  • harmonisation of laws and policies regarding the sale of alcohol; reducing the number of liquor outlets;
  • raising the legal age for purchasing and public consumption of alcohol;
  • raising taxes on alcohol products and
  • reducing the current legal alcohol limit for drivers.
  • In addition is the proposed ban of all sponsorship by the alcohol industry for sports, recreation, arts and cultural related events.
  • Norms and standards would be drafted by the National Liquor Authority (NLA) to harmonise alcohol legislative framework in the country

South African Policy on Alcohol

Although governed by the National Liquor Authority, each of South Africa’s nine provinces draft their own policies.

At the time Soul City and its partners launched the campaign, provincial liquor policies were out of date and needed updating to suit the current environment. Lobbying of National government included lobbying provinces separately to update policies and strengthen implementation of these.

Draft Liquor Policy 2012

Following extensive lobbying by Soul City and its partners , a bill for the Control of Marketing of Alcoholic Beverages was drafted in 2012.
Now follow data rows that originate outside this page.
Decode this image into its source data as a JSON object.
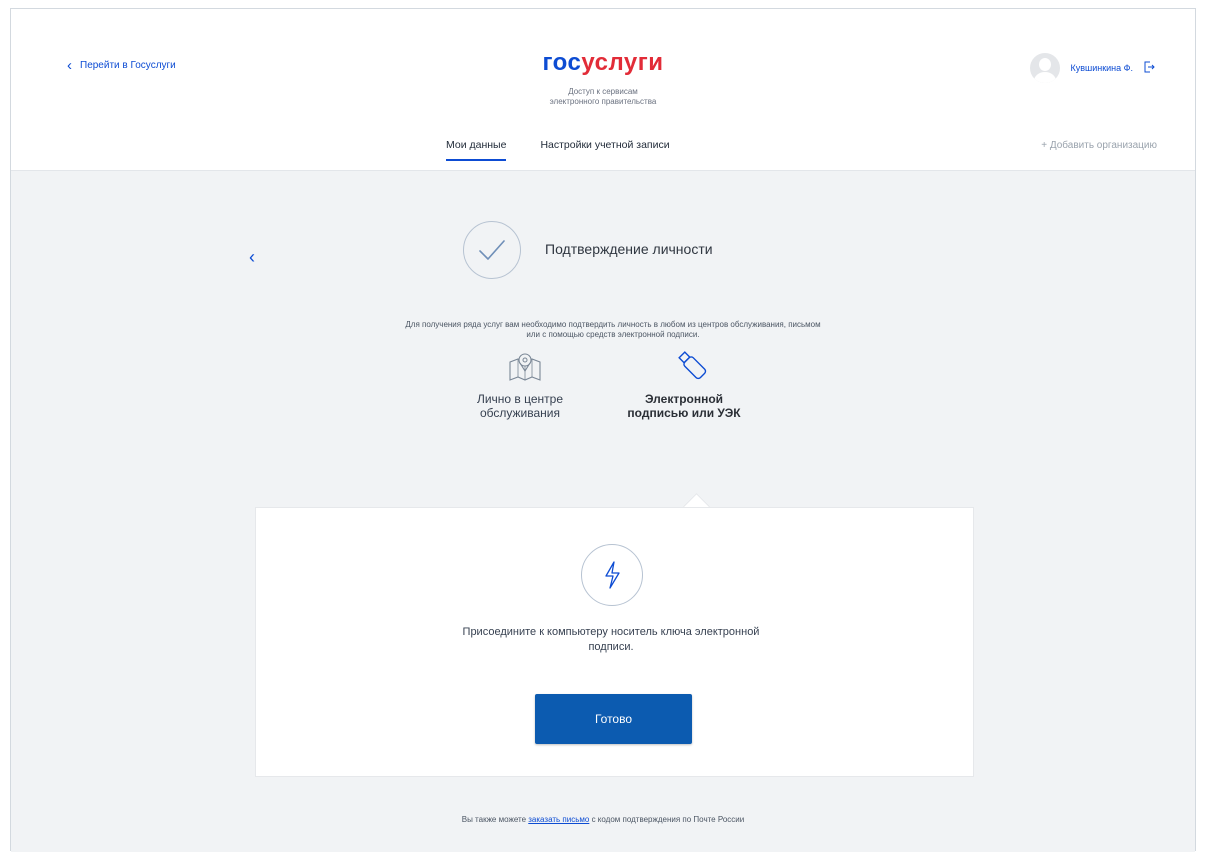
{
  "header": {
    "back_link": "Перейти в Госуслуги",
    "logo_part1": "гос",
    "logo_part2": "услуги",
    "tagline_line1": "Доступ к сервисам",
    "tagline_line2": "электронного правительства",
    "user_name": "Кувшинкина Ф.",
    "tabs": [
      {
        "label": "Мои данные",
        "active": true
      },
      {
        "label": "Настройки учетной записи",
        "active": false
      }
    ],
    "add_org": "+ Добавить организацию"
  },
  "content": {
    "step_title": "Подтверждение личности",
    "description_line1": "Для получения ряда услуг вам необходимо подтвердить личность в любом из центров обслуживания, письмом",
    "description_line2": "или с помощью средств электронной подписи.",
    "methods": [
      {
        "line1": "Лично в центре",
        "line2": "обслуживания",
        "icon": "map-pin-icon"
      },
      {
        "line1": "Электронной",
        "line2": "подписью или УЭК",
        "icon": "usb-key-icon"
      }
    ],
    "card_text_line1": "Присоедините к компьютеру носитель ключа электронной",
    "card_text_line2": "подписи.",
    "ready_button": "Готово",
    "footer_before": "Вы также можете",
    "footer_link": "заказать письмо",
    "footer_after": "с кодом подтверждения по Почте России"
  },
  "colors": {
    "brand_blue": "#0d4cd3",
    "brand_red": "#e22c38",
    "button_blue": "#0c5bb0",
    "background_gray": "#f1f3f5"
  }
}
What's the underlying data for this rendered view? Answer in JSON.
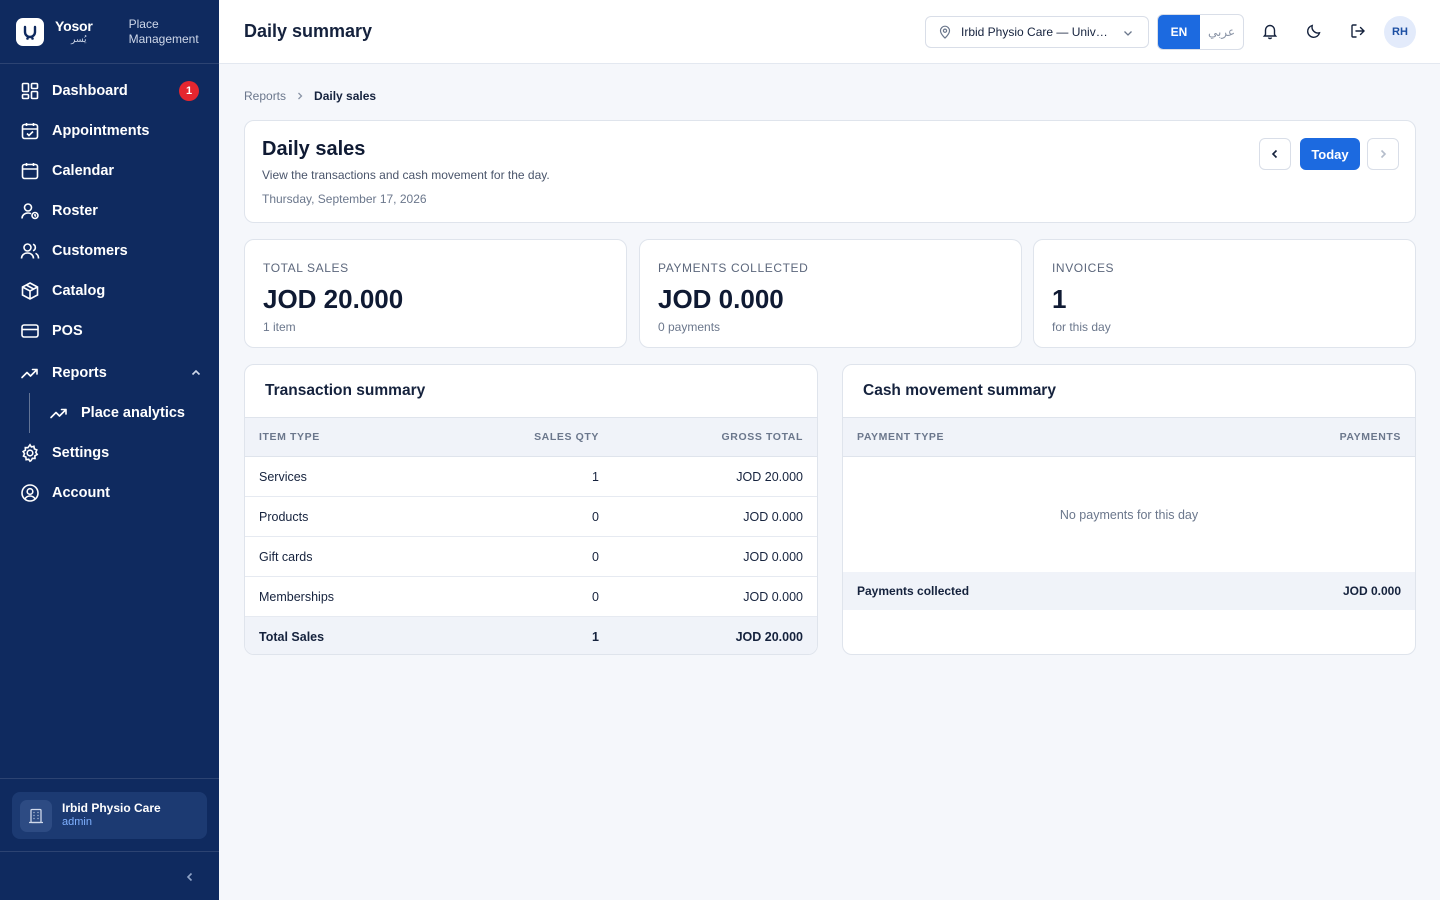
{
  "brand": {
    "name": "Yosor",
    "name_ar": "يُسر",
    "subtitle_line1": "Place",
    "subtitle_line2": "Management"
  },
  "sidebar": {
    "items": [
      {
        "label": "Dashboard",
        "icon": "dashboard-icon",
        "badge": "1"
      },
      {
        "label": "Appointments",
        "icon": "calendar-check-icon"
      },
      {
        "label": "Calendar",
        "icon": "calendar-icon"
      },
      {
        "label": "Roster",
        "icon": "user-clock-icon"
      },
      {
        "label": "Customers",
        "icon": "users-icon"
      },
      {
        "label": "Catalog",
        "icon": "box-icon"
      },
      {
        "label": "POS",
        "icon": "credit-card-icon"
      },
      {
        "label": "Reports",
        "icon": "trending-up-icon",
        "expanded": true
      },
      {
        "label": "Settings",
        "icon": "gear-icon"
      },
      {
        "label": "Account",
        "icon": "user-circle-icon"
      }
    ],
    "sub_items": [
      {
        "label": "Place analytics",
        "icon": "trending-up-icon"
      }
    ],
    "footer": {
      "place_name": "Irbid Physio Care",
      "role": "admin"
    }
  },
  "topbar": {
    "title": "Daily summary",
    "place_select": "Irbid Physio Care — University Street",
    "lang_en": "EN",
    "lang_ar": "عربي",
    "avatar_initials": "RH"
  },
  "breadcrumb": {
    "parent": "Reports",
    "current": "Daily sales"
  },
  "header": {
    "title": "Daily sales",
    "description": "View the transactions and cash movement for the day.",
    "date": "Thursday, September 17, 2026",
    "today_label": "Today"
  },
  "stats": [
    {
      "label": "TOTAL SALES",
      "value": "JOD 20.000",
      "sub": "1 item"
    },
    {
      "label": "PAYMENTS COLLECTED",
      "value": "JOD 0.000",
      "sub": "0 payments"
    },
    {
      "label": "INVOICES",
      "value": "1",
      "sub": "for this day"
    }
  ],
  "transaction_summary": {
    "title": "Transaction summary",
    "columns": [
      "ITEM TYPE",
      "SALES QTY",
      "GROSS TOTAL"
    ],
    "rows": [
      {
        "type": "Services",
        "qty": "1",
        "total": "JOD 20.000"
      },
      {
        "type": "Products",
        "qty": "0",
        "total": "JOD 0.000"
      },
      {
        "type": "Gift cards",
        "qty": "0",
        "total": "JOD 0.000"
      },
      {
        "type": "Memberships",
        "qty": "0",
        "total": "JOD 0.000"
      }
    ],
    "total_row": {
      "type": "Total Sales",
      "qty": "1",
      "total": "JOD 20.000"
    }
  },
  "cash_summary": {
    "title": "Cash movement summary",
    "columns": [
      "PAYMENT TYPE",
      "PAYMENTS"
    ],
    "empty_text": "No payments for this day",
    "total_label": "Payments collected",
    "total_value": "JOD 0.000"
  },
  "colors": {
    "sidebar": "#0f2a5f",
    "accent": "#1c6ae0",
    "badge": "#e5262f"
  }
}
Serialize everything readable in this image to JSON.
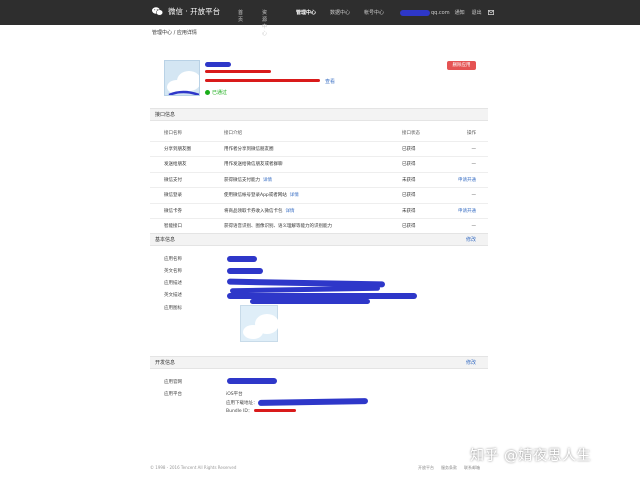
{
  "topbar": {
    "brand": "微信 · 开放平台",
    "nav": [
      "首页",
      "资源中心",
      "管理中心",
      "数据中心",
      "帐号中心"
    ],
    "active_nav": "管理中心",
    "email_suffix": "qq.com",
    "notice": "通知",
    "logout": "退出"
  },
  "breadcrumb": "管理中心 / 应用详情",
  "app_header": {
    "status": "已通过",
    "edit": "查看",
    "delete": "删除应用"
  },
  "interfaces": {
    "section_title": "接口信息",
    "columns": [
      "接口名称",
      "接口介绍",
      "接口状态",
      "操作"
    ],
    "rows": [
      {
        "name": "分享到朋友圈",
        "desc": "用作者分享到微信朋友圈",
        "link": "",
        "status": "已获得",
        "op": "—"
      },
      {
        "name": "发送给朋友",
        "desc": "用作发送给微信朋友或者群聊",
        "link": "",
        "status": "已获得",
        "op": "—"
      },
      {
        "name": "微信支付",
        "desc": "获得微信支付能力",
        "link": "详情",
        "status": "未获得",
        "op": "申请开通"
      },
      {
        "name": "微信登录",
        "desc": "使用微信帐号登录App或者网站",
        "link": "详情",
        "status": "已获得",
        "op": "—"
      },
      {
        "name": "微信卡券",
        "desc": "将商品领取卡券收入微信卡包",
        "link": "详情",
        "status": "未获得",
        "op": "申请开通"
      },
      {
        "name": "智能接口",
        "desc": "获得语音识别、图像识别、语义理解等能力的识别能力",
        "link": "",
        "status": "已获得",
        "op": "—"
      }
    ]
  },
  "basic": {
    "section_title": "基本信息",
    "action": "修改",
    "labels": [
      "应用名称",
      "英文名称",
      "应用描述",
      "英文描述",
      "应用图标"
    ]
  },
  "dev": {
    "section_title": "开发信息",
    "action": "修改",
    "labels": [
      "应用官网",
      "应用平台"
    ],
    "platform": "iOS平台",
    "download_label": "应用下载地址：",
    "bundle_label": "Bundle ID："
  },
  "footer": {
    "copyright": "© 1998 - 2016 Tencent All Rights Reserved",
    "links": [
      "开放平台",
      "服务条款",
      "联系邮箱"
    ]
  },
  "watermark": "知乎 @婧夜思人生",
  "colors": {
    "topbar": "#2e2e2e",
    "link": "#3a6fc4",
    "danger": "#e55353",
    "success": "#1aad19",
    "redaction_blue": "#2e37c9",
    "redaction_red": "#d91a1a"
  }
}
The government consulted extensively with stakeholders including liquor traders, communities and the general public with public hearings held in provinces across the country. That same year the bill was leaked to the public resulting in a media frenzy spearheaded by the alcohol industry. Amid accusations of being a nanny state and exaggerated reports of job losses in the industry, the Department of Health convened a media briefing to address concerns around the bill. The bill was approved by the IMC in August 2013 and presented to cabinet in September where it awaits final approval. The Treasury department is currently looking at alternative ways to fund the arts and sport in South Africa.

Norms and Standards of the Liquor Act

In 2013, the South African National Liquor Authority, a body under the Department of Trade and Industry, presented a draft of Norms and Standards of the Liquor Act of 2003. These norms and standards address the issues within the current legislative framework such as standards necessary for the location of licensed premises, age verification, licensing conditions, structural requirements and norms relating to trading hours.

The drafting of these norms and standards raise policy issues that are to be debated such as:

Raising the legal drinking age from 18 to 21; Prohibiting sale of liquor to visible pregnant women; Prohibiting the issuing of licenses to schools, Convenience stores next to Petrol / Filling stations; Extending liability to persons who sell liquor to visibly drunk persons

These policy issues form part of the Draft Liquor policy 2012 and will continue to be debated.

The purpose of the norms and standards are to:

  • To ensure that liquor legislation and practises in the South Africa are harmonised
  • To facilitate effective enforcement of liquor laws by various enforcement authorities
  • To ensure consistency in the application of liquor laws throughout the country and
  • To reduce the socio-economic and other costs of alcohol abuse by reducing access to and the availability of liquor

Read it here...


Soul City and its partners continue to advocate for improved legislation for a healthier, safer South Africa.
  • SAAPA Forum in Lesotho – May 2014 [Link to news & events section]

Health Promotion Foundation

The institute is calling for an additional levy to be imposed on alcohol products which would fund a Health Promotion Foundation.

The foundation would support strategic thinking and support for a National Alcohol Strategy and new initiatives. It would provide clear messaging and guidance on health issues to Government, Organisations, Corporates and the public at large.